* [Task]:
Copy out the listing that follows, exactly, without its pictures.

* [Material for the task]:
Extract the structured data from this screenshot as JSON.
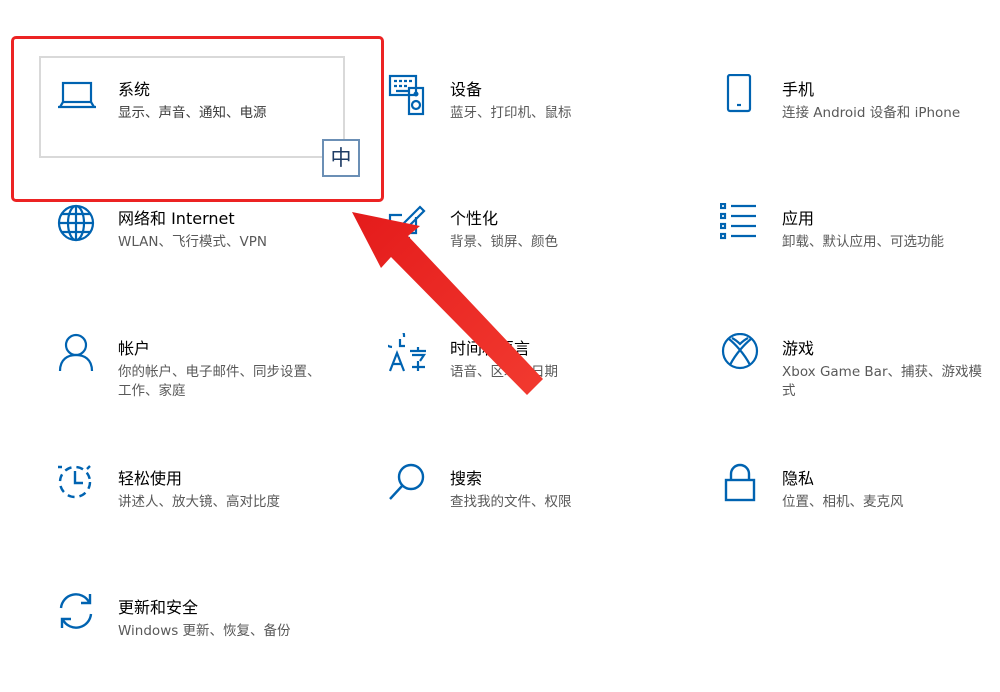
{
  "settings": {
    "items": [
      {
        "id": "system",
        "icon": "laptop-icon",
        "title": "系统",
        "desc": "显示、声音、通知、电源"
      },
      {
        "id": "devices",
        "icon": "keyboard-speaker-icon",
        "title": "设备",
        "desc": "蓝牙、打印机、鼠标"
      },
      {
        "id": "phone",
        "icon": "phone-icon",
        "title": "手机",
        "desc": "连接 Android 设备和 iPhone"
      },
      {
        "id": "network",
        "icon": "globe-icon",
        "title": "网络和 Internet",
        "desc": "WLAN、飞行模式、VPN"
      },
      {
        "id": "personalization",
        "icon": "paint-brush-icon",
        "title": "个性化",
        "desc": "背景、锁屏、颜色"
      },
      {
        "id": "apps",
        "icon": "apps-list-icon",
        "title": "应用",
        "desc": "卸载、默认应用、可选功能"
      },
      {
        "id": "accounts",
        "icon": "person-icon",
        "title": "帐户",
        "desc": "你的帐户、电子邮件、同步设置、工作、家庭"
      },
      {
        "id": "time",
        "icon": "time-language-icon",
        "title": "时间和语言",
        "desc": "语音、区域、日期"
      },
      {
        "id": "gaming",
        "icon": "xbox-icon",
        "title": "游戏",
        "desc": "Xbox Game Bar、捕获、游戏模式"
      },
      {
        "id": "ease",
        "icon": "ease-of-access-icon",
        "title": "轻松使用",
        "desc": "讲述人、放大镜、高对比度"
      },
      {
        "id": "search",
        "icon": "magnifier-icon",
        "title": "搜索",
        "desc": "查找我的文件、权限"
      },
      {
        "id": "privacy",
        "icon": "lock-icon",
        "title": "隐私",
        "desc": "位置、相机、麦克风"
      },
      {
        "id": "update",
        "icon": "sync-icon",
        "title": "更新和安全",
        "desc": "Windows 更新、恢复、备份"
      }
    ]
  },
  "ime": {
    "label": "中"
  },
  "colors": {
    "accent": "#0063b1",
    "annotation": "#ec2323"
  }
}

* [Answer for this exercise]:
Extract the structured data from this screenshot as JSON.
{
  "settings": {
    "items": [
      {
        "id": "system",
        "icon": "laptop-icon",
        "title": "系统",
        "desc": "显示、声音、通知、电源"
      },
      {
        "id": "devices",
        "icon": "keyboard-speaker-icon",
        "title": "设备",
        "desc": "蓝牙、打印机、鼠标"
      },
      {
        "id": "phone",
        "icon": "phone-icon",
        "title": "手机",
        "desc": "连接 Android 设备和 iPhone"
      },
      {
        "id": "network",
        "icon": "globe-icon",
        "title": "网络和 Internet",
        "desc": "WLAN、飞行模式、VPN"
      },
      {
        "id": "personalization",
        "icon": "paint-brush-icon",
        "title": "个性化",
        "desc": "背景、锁屏、颜色"
      },
      {
        "id": "apps",
        "icon": "apps-list-icon",
        "title": "应用",
        "desc": "卸载、默认应用、可选功能"
      },
      {
        "id": "accounts",
        "icon": "person-icon",
        "title": "帐户",
        "desc": "你的帐户、电子邮件、同步设置、工作、家庭"
      },
      {
        "id": "time",
        "icon": "time-language-icon",
        "title": "时间和语言",
        "desc": "语音、区域、日期"
      },
      {
        "id": "gaming",
        "icon": "xbox-icon",
        "title": "游戏",
        "desc": "Xbox Game Bar、捕获、游戏模式"
      },
      {
        "id": "ease",
        "icon": "ease-of-access-icon",
        "title": "轻松使用",
        "desc": "讲述人、放大镜、高对比度"
      },
      {
        "id": "search",
        "icon": "magnifier-icon",
        "title": "搜索",
        "desc": "查找我的文件、权限"
      },
      {
        "id": "privacy",
        "icon": "lock-icon",
        "title": "隐私",
        "desc": "位置、相机、麦克风"
      },
      {
        "id": "update",
        "icon": "sync-icon",
        "title": "更新和安全",
        "desc": "Windows 更新、恢复、备份"
      }
    ]
  },
  "ime": {
    "label": "中"
  },
  "colors": {
    "accent": "#0063b1",
    "annotation": "#ec2323"
  }
}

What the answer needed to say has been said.